Beginning in 1863, Spencer Repeating Rifles were issued to Union troops and quickly became the weapon of choice as they were easier to load, faster to fire, and were more accurate than other weaponry available to the soldiers. According to family history and other writings, Christopher Spencer personally presented President Abraham Lincoln with a Spencer rifle on August 18, 1863 as the President wanted to know what he would be authorizing for his Army. When the President finished looking at the rifle, both inside and out, he requested Spencer accompany him the next day to shoot the weapon. President Lincoln was no stranger to firearms and was generally known to be a good shooter.
President Lincoln, along with Spencer, the President’s son, Robert, and an officer of the Naval Department walked to the mall (now the site of the Washington Monument) for target practice.

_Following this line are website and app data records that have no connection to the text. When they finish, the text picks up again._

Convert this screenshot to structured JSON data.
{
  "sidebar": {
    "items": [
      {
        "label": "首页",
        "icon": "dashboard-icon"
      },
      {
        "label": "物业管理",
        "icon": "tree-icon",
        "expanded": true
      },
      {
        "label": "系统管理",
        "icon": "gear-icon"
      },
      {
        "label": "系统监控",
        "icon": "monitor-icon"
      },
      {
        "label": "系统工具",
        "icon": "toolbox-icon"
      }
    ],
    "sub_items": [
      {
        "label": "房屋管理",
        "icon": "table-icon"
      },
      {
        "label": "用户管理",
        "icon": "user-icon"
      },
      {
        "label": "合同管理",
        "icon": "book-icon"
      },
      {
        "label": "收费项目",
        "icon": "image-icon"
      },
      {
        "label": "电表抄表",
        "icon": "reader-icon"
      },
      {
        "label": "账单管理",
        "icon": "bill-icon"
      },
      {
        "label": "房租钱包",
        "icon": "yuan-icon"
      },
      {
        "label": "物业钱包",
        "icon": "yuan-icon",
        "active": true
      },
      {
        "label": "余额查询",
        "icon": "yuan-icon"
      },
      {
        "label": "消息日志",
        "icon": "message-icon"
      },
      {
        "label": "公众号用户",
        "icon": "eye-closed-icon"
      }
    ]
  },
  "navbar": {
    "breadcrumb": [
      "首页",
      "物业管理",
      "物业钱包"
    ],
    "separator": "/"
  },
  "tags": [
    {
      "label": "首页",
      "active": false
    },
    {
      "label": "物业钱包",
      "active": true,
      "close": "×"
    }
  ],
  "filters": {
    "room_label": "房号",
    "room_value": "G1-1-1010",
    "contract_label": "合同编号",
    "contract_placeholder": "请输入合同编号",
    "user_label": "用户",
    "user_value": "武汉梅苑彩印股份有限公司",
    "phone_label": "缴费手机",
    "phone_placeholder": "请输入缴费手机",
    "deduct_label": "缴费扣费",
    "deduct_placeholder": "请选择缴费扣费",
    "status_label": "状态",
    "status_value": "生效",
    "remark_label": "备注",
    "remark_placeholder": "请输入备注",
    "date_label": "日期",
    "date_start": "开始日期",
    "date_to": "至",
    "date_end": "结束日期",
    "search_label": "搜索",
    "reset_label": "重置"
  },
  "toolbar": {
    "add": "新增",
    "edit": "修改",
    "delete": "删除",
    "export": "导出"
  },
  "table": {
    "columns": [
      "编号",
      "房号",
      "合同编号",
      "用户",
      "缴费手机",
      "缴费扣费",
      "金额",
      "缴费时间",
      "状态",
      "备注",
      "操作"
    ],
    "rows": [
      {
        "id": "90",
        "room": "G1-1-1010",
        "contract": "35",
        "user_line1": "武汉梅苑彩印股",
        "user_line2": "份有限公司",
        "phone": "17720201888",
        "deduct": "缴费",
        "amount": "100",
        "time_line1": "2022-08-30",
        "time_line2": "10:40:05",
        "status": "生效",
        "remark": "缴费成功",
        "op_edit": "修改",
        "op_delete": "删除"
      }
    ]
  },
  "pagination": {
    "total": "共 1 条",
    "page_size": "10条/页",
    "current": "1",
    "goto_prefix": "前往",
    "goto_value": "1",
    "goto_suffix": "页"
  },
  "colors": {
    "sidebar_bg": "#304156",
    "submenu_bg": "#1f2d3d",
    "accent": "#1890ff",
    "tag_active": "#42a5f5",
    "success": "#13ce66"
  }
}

On the way, Robert stopped to invite Secretary of War Edward Stanton, but Stanton declined having pressing matters at hand. Lincoln fired the first rounds, hitting a target from approximately 40 yards, largely near or on the bullseye. Spencer fired the second rounds, doing nearly the same in terms of accuracy. President Lincoln must have enjoyed himself as there are accounts of him taking “Spencer’s gun” out again the next day.
By the end of the Civil War, the Spencer Repeating Rifle was in mass production and shipped to as many troops as possible. This rifle, on display in the Sullivan Museum’s current exhibit 200 Years—200 Objects, was acquired in 2014 and bears a note “Respectfully submitted to the Sec of Navy. /A. Lincoln.” Much mystery still surrounds the history of this rifle, but we know from documented sources that it did indeed descend through the family of Gideon Welles (Class of 1836), who was Abraham Lincoln’s Secretary of the Navy. Perhaps this Spencer Repeating Rifle was truly fired by President Lincoln.